For those who are not as familiar with this situation, the families of the Sandy Hook school shooting victims are fighting to sue Remington Arms, the manufacturer of the AR-15 rifle used in the shooting. After going back and forth between courts in Connecticut, the Connecticut Supreme Court ruled in favor of the parents, allowing them to proceed with the lawsuit. Remington filed an appeal with the United States Supreme Court, which was rejected on November 12, 2019.
The justices did not even provide reasoning as to why they will not hear the case. They just rejected it.
The families argue that Remington wrongfully marketed the gun, "knowingly [marketing] and [promoting] the Bushmaster XM15-E2S rifle for use in assaults against human beings." The families who lost their children are trying to prove the company created a gun that promoted the shooter to go kill as many people as he could and as fast as he could.
Remington's defense is that they are protected under the 2005 Protection of Lawful Commerce in Arms Act, which limits gunmakers' legal liability when such shootings occur.
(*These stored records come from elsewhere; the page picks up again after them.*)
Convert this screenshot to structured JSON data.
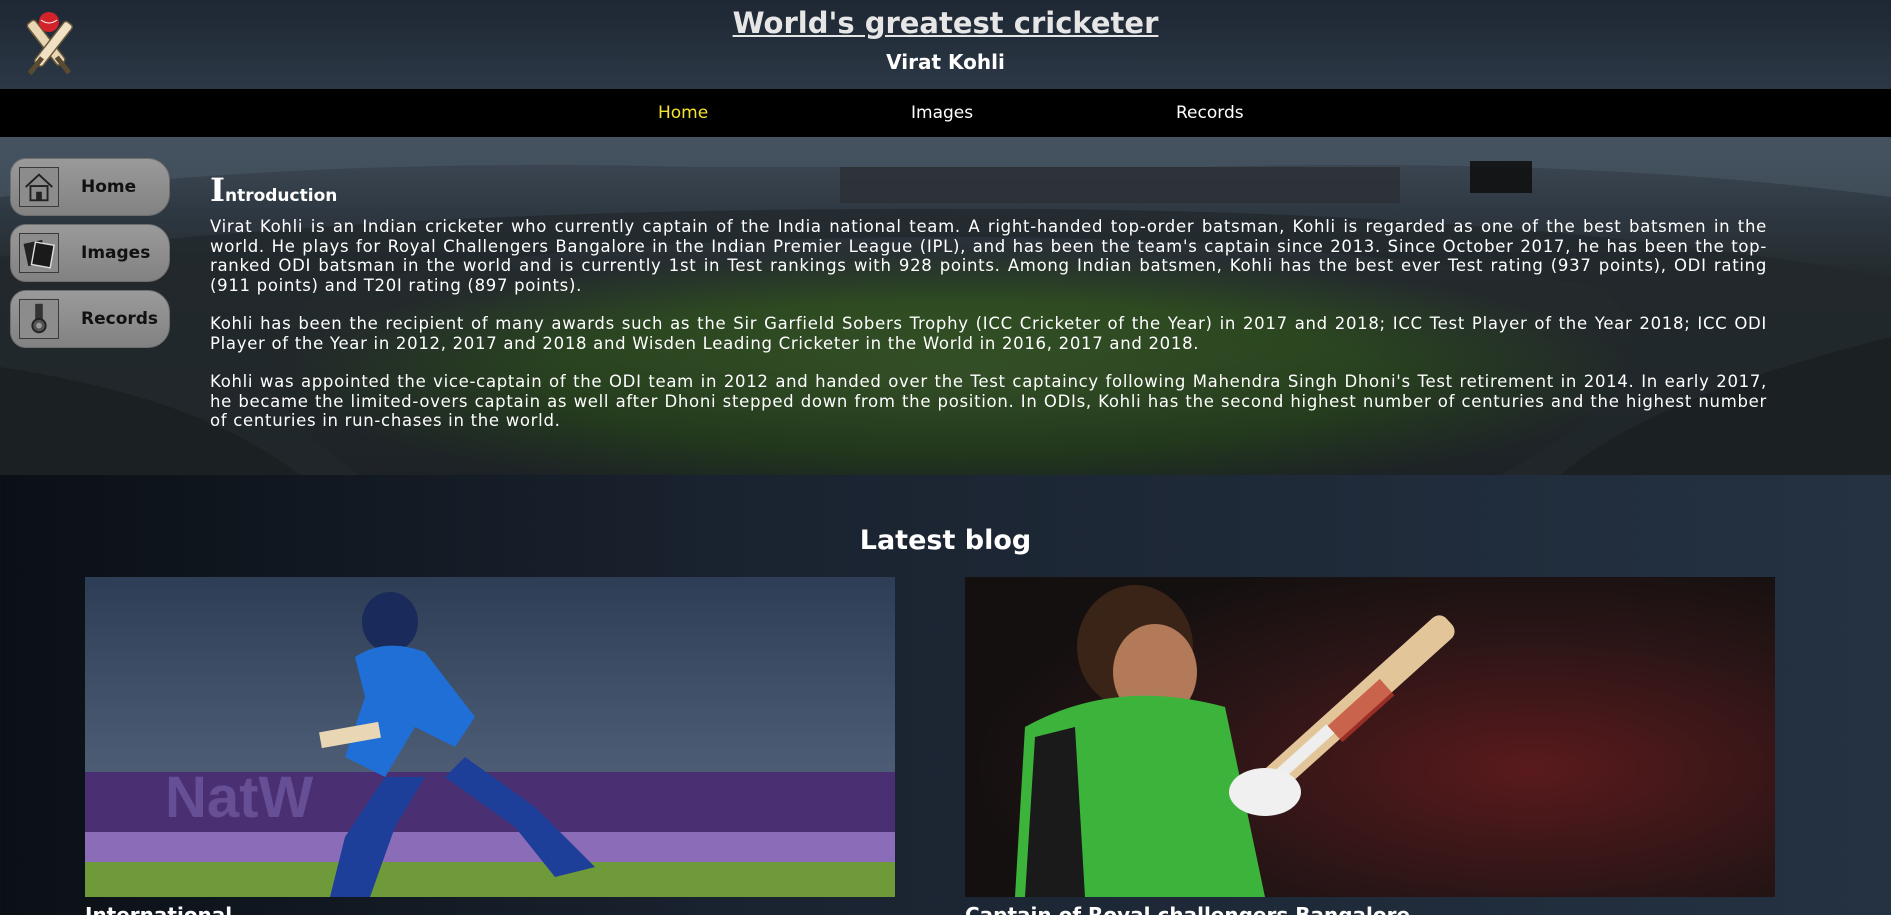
{
  "header": {
    "title": "World's greatest cricketer",
    "subtitle": "Virat Kohli",
    "logo_icon": "cricket-bats-ball-icon"
  },
  "nav": {
    "items": [
      {
        "label": "Home",
        "active": true
      },
      {
        "label": "Images",
        "active": false
      },
      {
        "label": "Records",
        "active": false
      }
    ],
    "active_color": "#f5e431"
  },
  "sidebar": {
    "items": [
      {
        "label": "Home",
        "icon": "home-icon"
      },
      {
        "label": "Images",
        "icon": "images-icon"
      },
      {
        "label": "Records",
        "icon": "medal-icon"
      }
    ]
  },
  "intro": {
    "heading_cap": "I",
    "heading_rest": "ntroduction",
    "paragraphs": [
      "Virat Kohli is an Indian cricketer who currently captain of the India national team. A right-handed top-order batsman, Kohli is regarded as one of the best batsmen in the world. He plays for Royal Challengers Bangalore in the Indian Premier League (IPL), and has been the team's captain since 2013. Since October 2017, he has been the top-ranked ODI batsman in the world and is currently 1st in Test rankings with 928 points. Among Indian batsmen, Kohli has the best ever Test rating (937 points), ODI rating (911 points) and T20I rating (897 points).",
      "Kohli has been the recipient of many awards such as the Sir Garfield Sobers Trophy (ICC Cricketer of the Year) in 2017 and 2018; ICC Test Player of the Year 2018; ICC ODI Player of the Year in 2012, 2017 and 2018 and Wisden Leading Cricketer in the World in 2016, 2017 and 2018.",
      "Kohli was appointed the vice-captain of the ODI team in 2012 and handed over the Test captaincy following Mahendra Singh Dhoni's Test retirement in 2014. In early 2017, he became the limited-overs captain as well after Dhoni stepped down from the position. In ODIs, Kohli has the second highest number of centuries and the highest number of centuries in run-chases in the world."
    ]
  },
  "blog": {
    "title": "Latest blog",
    "cards": [
      {
        "image": "kohli-batting-india-photo",
        "caption": "International"
      },
      {
        "image": "kohli-celebrating-rcb-photo",
        "caption": "Captain of Royal challengers Bangalore"
      }
    ]
  }
}
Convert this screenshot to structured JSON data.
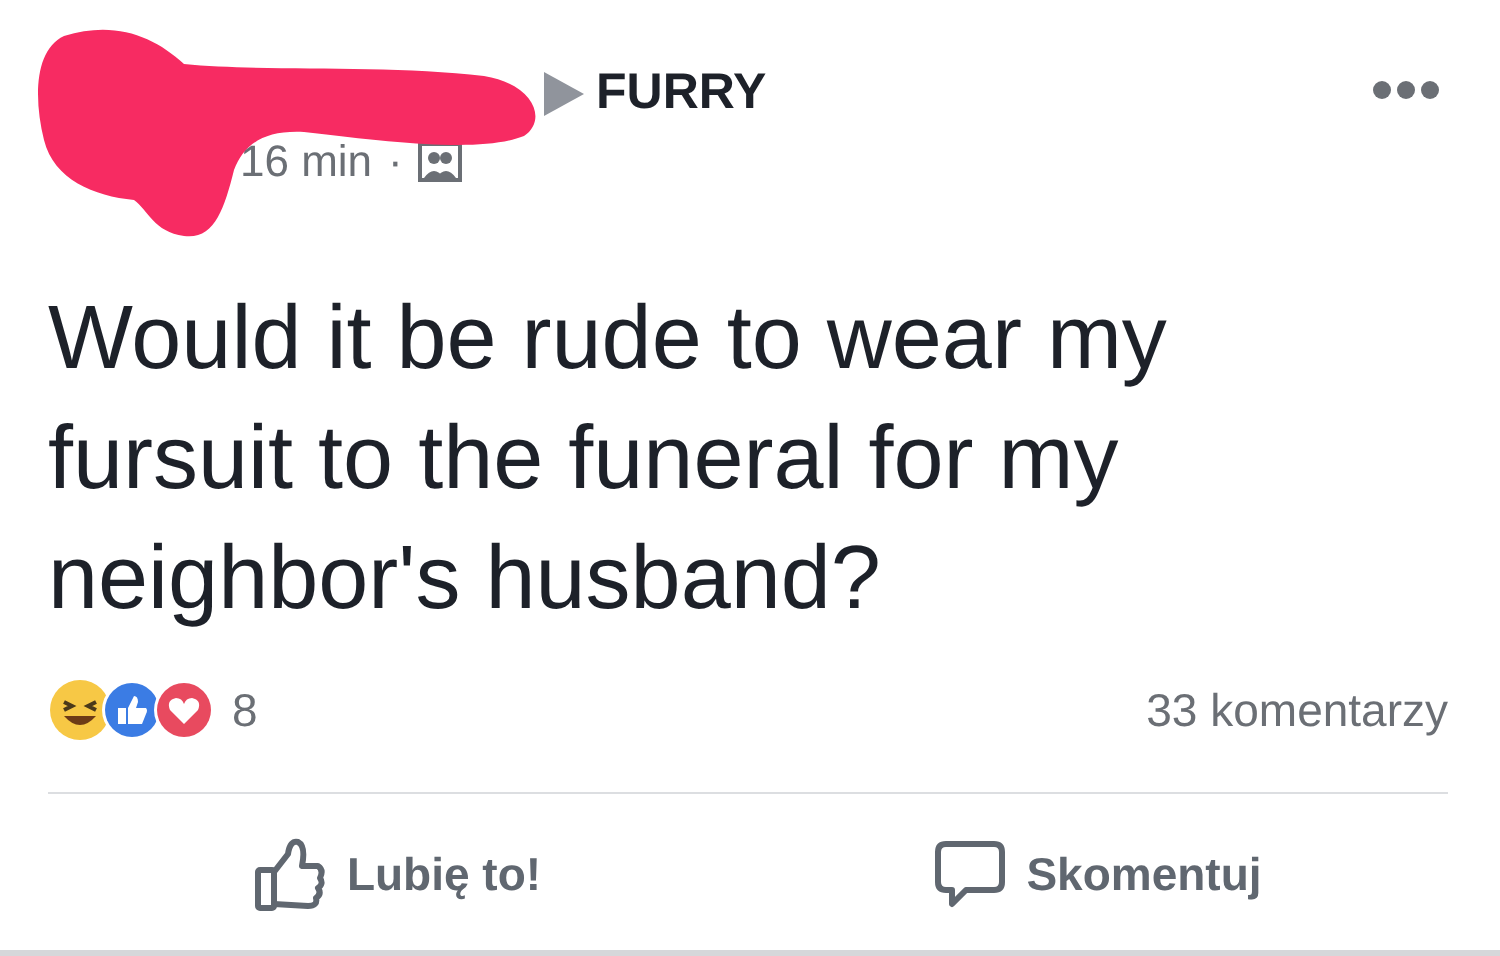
{
  "post": {
    "group": "FURRY",
    "time": "16 min",
    "separator": "·",
    "text_lines": [
      "Would it be rude to wear my",
      "fursuit to the funeral for my",
      "neighbor's husband?"
    ],
    "reactions_count": "8",
    "comments": "33 komentarzy",
    "actions": [
      {
        "kind": "like",
        "label": "Lubię to!"
      },
      {
        "kind": "comment",
        "label": "Skomentuj"
      }
    ]
  }
}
While there are exceptions, such as if the manufacturer violated a law in marketing, Remington argues they did not do so and they are protected under the law. While the events that occurred are extremely unfortunate, it appears that the families are attempting to receive some form of compensation for their lost children.
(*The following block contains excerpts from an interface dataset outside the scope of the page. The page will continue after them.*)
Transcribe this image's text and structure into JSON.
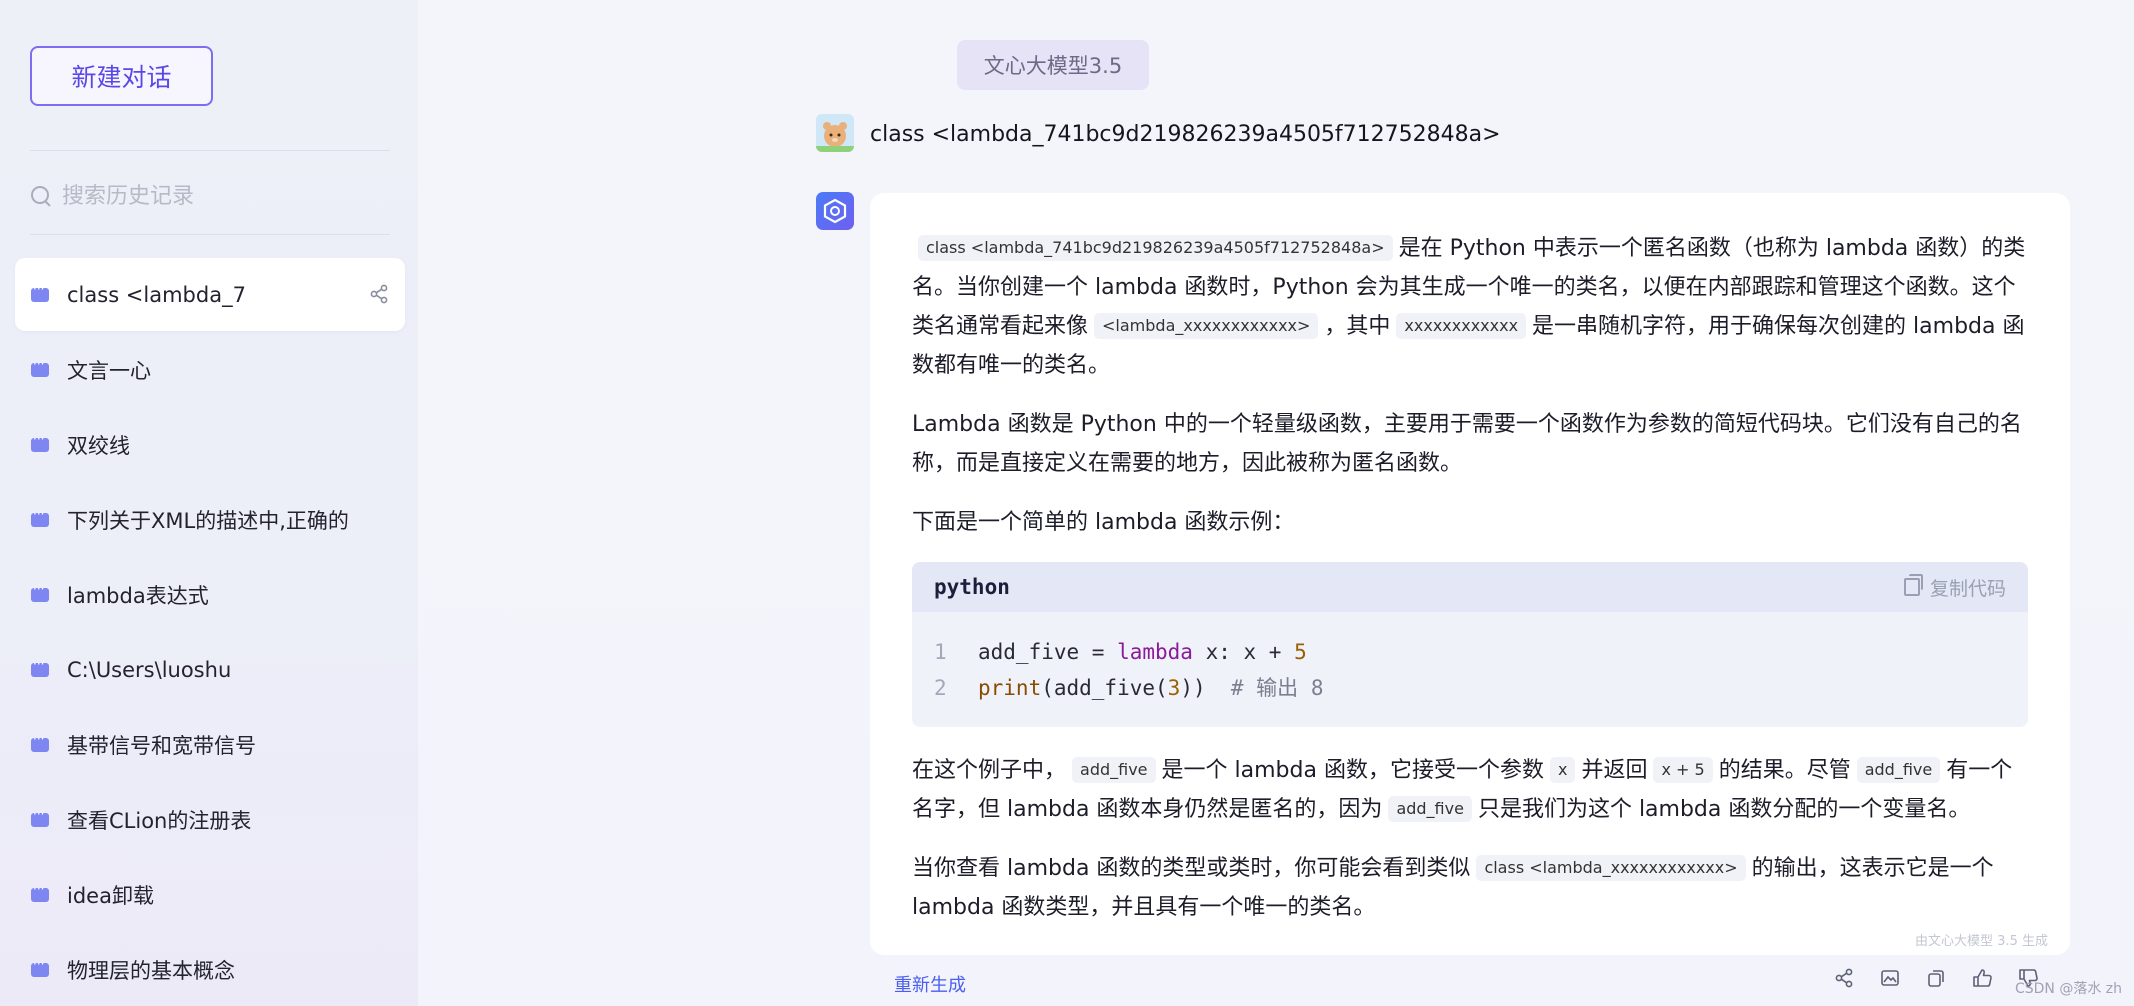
{
  "sidebar": {
    "new_chat": "新建对话",
    "search_placeholder": "搜索历史记录",
    "items": [
      {
        "label": "class <lambda_7",
        "active": true
      },
      {
        "label": "文言一心"
      },
      {
        "label": "双绞线"
      },
      {
        "label": "下列关于XML的描述中,正确的"
      },
      {
        "label": "lambda表达式"
      },
      {
        "label": "C:\\Users\\luoshu"
      },
      {
        "label": "基带信号和宽带信号"
      },
      {
        "label": "查看CLion的注册表"
      },
      {
        "label": "idea卸载"
      },
      {
        "label": "物理层的基本概念"
      }
    ]
  },
  "header": {
    "model": "文心大模型3.5"
  },
  "user_message": "class <lambda_741bc9d219826239a4505f712752848a>",
  "answer": {
    "p1": {
      "code1": "class <lambda_741bc9d219826239a4505f712752848a>",
      "t1": "是在 Python 中表示一个匿名函数（也称为 lambda 函数）的类名。当你创建一个 lambda 函数时，Python 会为其生成一个唯一的类名，以便在内部跟踪和管理这个函数。这个类名通常看起来像",
      "code2": "<lambda_xxxxxxxxxxxx>",
      "t2": "，其中",
      "code3": "xxxxxxxxxxxx",
      "t3": "是一串随机字符，用于确保每次创建的 lambda 函数都有唯一的类名。"
    },
    "p2": "Lambda 函数是 Python 中的一个轻量级函数，主要用于需要一个函数作为参数的简短代码块。它们没有自己的名称，而是直接定义在需要的地方，因此被称为匿名函数。",
    "p3": "下面是一个简单的 lambda 函数示例：",
    "code_block": {
      "lang": "python",
      "copy_label": "复制代码",
      "line_numbers": [
        "1",
        "2"
      ],
      "line1": {
        "a": "add_five = ",
        "kw": "lambda",
        "b": " x: x + ",
        "num": "5"
      },
      "line2": {
        "fn": "print",
        "a": "(add_five(",
        "num": "3",
        "b": "))  ",
        "cmt": "# 输出 8"
      }
    },
    "p4": {
      "t1": "在这个例子中，",
      "c1": "add_five",
      "t2": "是一个 lambda 函数，它接受一个参数",
      "c2": "x",
      "t3": "并返回",
      "c3": "x + 5",
      "t4": "的结果。尽管",
      "c4": "add_five",
      "t5": "有一个名字，但 lambda 函数本身仍然是匿名的，因为",
      "c5": "add_five",
      "t6": "只是我们为这个 lambda 函数分配的一个变量名。"
    },
    "p5": {
      "t1": "当你查看 lambda 函数的类型或类时，你可能会看到类似",
      "c1": "class <lambda_xxxxxxxxxxxx>",
      "t2": "的输出，这表示它是一个 lambda 函数类型，并且具有一个唯一的类名。"
    },
    "generated_by": "由文心大模型 3.5 生成"
  },
  "footer": {
    "regenerate": "重新生成",
    "watermark": "CSDN @落水 zh",
    "icons": [
      "share-icon",
      "image-icon",
      "copy-icon",
      "thumbs-up-icon",
      "thumbs-down-icon"
    ]
  },
  "colors": {
    "accent": "#5a48e6",
    "link": "#4a5ff0",
    "chat_icon": "#7e86f2"
  }
}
However, this will not bring their children back and it is certainly not justice, which our system aims to achieve.
Whether you are for or against the right to own guns, this is a Second Amendment issue that needs to be heard by the Supreme Court. Later this term, they will be hearing New York State Rifle & Pistol Association Inc. v. City of New York, New York, in which members of the NY State Rifle & Pistol Association argue that the strict gun laws the city enforces guns only being able to be carried to and from shooting ranges with other strict regulations. While this is a good start for the Supreme Court, our nation needs them to hear Remington's defense and make a decision for the county with regards to the Second Amendment.